Matisse in His Time
Oklahoma City Museum of Art scored quite a coup when it became the only North American venue for an exhibit of Henri Matisse’s works and those of his contemporaries, including Pablo Picasso, André Derain and Georges Braque, called Matisse in His Time.
It was a massive hit, selling out tours and bringing an entirely new crowd into the museum. According to NewsOK.com, the museum’s board of trustees chairman Jerome Holmes said more than 62,000 visitors from every state in the U.S. and several foreign nations came to the museum during its four-month stay in Oklahoma.
“It is certainly one of the most successful, if not the most successful, exhibits that we’ve had,” he said.
Prediction: How can OKCMOA top Matisse in His Time? It might be difficult to get another exclusive show like that to the museum. Instead, using time-travel technology, Oklahoma City will host Matisse in Our Time, snatching the famous French impressionist from a few years before his death in 1954 to paint new pieces for crowds of onlookers.
Black Lives Matter
This past July, Black Lives Matter OKC rallied thousands of Oklahomans in Bricktown to engage in a peaceful, public conversation on police brutality, racial discrimination and civil rights.
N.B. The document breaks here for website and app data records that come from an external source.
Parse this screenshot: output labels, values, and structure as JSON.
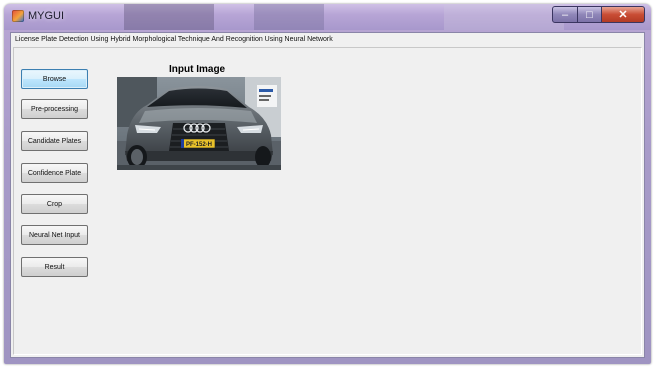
{
  "window": {
    "title": "MYGUI",
    "controls": {
      "minimize": "–",
      "maximize": "□",
      "close": "✕"
    }
  },
  "header": {
    "text": "License Plate Detection Using Hybrid Morphological Technique And Recognition Using Neural Network"
  },
  "buttons": [
    {
      "label": "Browse",
      "active": true
    },
    {
      "label": "Pre-processing",
      "active": false
    },
    {
      "label": "Candidate Plates",
      "active": false
    },
    {
      "label": "Confidence Plate",
      "active": false
    },
    {
      "label": "Crop",
      "active": false
    },
    {
      "label": "Neural Net Input",
      "active": false
    },
    {
      "label": "Result",
      "active": false
    }
  ],
  "input_panel": {
    "title": "Input Image",
    "plate_text": "PF-152-H"
  },
  "colors": {
    "titlebar": "#b7a5d6",
    "client_bg": "#f0f0f0",
    "active_button": "#bee6fd",
    "close_button": "#c94d35",
    "plate_yellow": "#e9c22a"
  }
}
Individuals from NAACP’s Oklahoma City branch, OKC Artists for Justice, American Civil Liberties Union of Oklahoma and a slew of lawmakers passed around the microphone and called for Oklahomans to vote and get active in local government. Never stop speaking out against hate, discrimination and violence.
Prediction: Black Lives Matter OKC charted a course for change with its 2016 march. With resources and continued discussion — for example, increasing public knowledge on the justice system, government and the challenges for communities of color — Oklahoma City can move the needle in combating systemic racism in our communities.
“Something called ‘the Oklahoma Standard’ became known throughout the world,” said former Gov. Brad Henry. “It means resilience in the face of adversity. It means a strength and compassion that will not be defeated.”
People mostly use the phrase to describe the way people in Oklahoma respond to a tragedy by sending money they might not have to help people they probably don’t know. But 2016 was a weird year for the standard, as evidenced by our state’s voting record.
On the same night Americans voted in President Donald J. Trump, Oklahomans also chose to deny a raise for teachers (SQ 779) and declare that the death penalty is not “cruel and unusual punishment” (SQ 776).
Then again, voters also approved State Questions 780 and 781, lowering some property and drug crimes from felonies to misdemeanors and putting the money saved into rehabilitation programs.
Prediction: A tornado will hit some of Oklahoma’s crumbling jails and prisons, rendering the inmates homeless. A compassionate and caring electorate will finally approve new facilities to keep them incarcerated in humane conditions. Sadly, the money will be taken from state education funding.
Print headline: Up in flames, So, you think 2016 was a dumpster fire? Read our 2017 predictions!